**DATA EXTRACTS:**
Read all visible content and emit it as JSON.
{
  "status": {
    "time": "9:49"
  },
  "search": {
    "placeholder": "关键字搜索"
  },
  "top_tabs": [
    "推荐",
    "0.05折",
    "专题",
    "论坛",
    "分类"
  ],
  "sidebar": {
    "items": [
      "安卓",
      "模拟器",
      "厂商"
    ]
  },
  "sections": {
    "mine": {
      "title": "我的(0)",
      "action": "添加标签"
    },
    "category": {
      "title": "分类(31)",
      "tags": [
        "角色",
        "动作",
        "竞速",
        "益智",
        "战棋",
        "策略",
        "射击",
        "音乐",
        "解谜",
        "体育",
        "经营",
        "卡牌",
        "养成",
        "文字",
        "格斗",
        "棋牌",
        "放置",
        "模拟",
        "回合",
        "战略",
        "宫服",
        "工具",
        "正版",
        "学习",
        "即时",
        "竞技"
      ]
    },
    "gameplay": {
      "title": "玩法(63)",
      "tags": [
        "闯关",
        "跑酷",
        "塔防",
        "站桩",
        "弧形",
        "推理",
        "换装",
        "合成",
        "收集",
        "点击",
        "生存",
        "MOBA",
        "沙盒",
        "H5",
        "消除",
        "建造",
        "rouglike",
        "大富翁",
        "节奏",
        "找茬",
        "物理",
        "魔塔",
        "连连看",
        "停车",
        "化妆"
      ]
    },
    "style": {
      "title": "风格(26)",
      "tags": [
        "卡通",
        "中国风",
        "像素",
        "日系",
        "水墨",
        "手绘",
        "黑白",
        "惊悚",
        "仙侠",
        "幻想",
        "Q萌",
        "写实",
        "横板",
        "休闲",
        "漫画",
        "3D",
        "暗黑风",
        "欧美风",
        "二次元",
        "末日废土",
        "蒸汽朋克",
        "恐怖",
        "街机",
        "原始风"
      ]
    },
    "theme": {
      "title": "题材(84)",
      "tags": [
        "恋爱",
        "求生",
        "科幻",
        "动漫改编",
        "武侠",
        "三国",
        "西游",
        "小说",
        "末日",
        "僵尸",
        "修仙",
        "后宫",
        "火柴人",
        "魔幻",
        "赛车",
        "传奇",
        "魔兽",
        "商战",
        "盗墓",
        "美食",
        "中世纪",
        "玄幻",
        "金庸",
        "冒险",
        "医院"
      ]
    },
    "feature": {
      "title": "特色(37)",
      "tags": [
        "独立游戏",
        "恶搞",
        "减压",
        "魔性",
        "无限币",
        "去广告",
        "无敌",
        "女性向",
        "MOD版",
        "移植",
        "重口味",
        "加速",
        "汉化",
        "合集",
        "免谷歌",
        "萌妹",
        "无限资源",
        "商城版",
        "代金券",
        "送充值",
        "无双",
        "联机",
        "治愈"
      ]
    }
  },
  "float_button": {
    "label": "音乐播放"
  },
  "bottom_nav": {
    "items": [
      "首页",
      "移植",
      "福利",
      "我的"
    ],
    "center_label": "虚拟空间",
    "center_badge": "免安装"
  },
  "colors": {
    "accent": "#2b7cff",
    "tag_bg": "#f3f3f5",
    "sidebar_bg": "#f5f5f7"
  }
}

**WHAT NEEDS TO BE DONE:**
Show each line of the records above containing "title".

**TASK RESPONSE:**
      "title": "我的(0)",
      "title": "分类(31)",
      "title": "玩法(63)",
      "title": "风格(26)",
      "title": "题材(84)",
      "title": "特色(37)",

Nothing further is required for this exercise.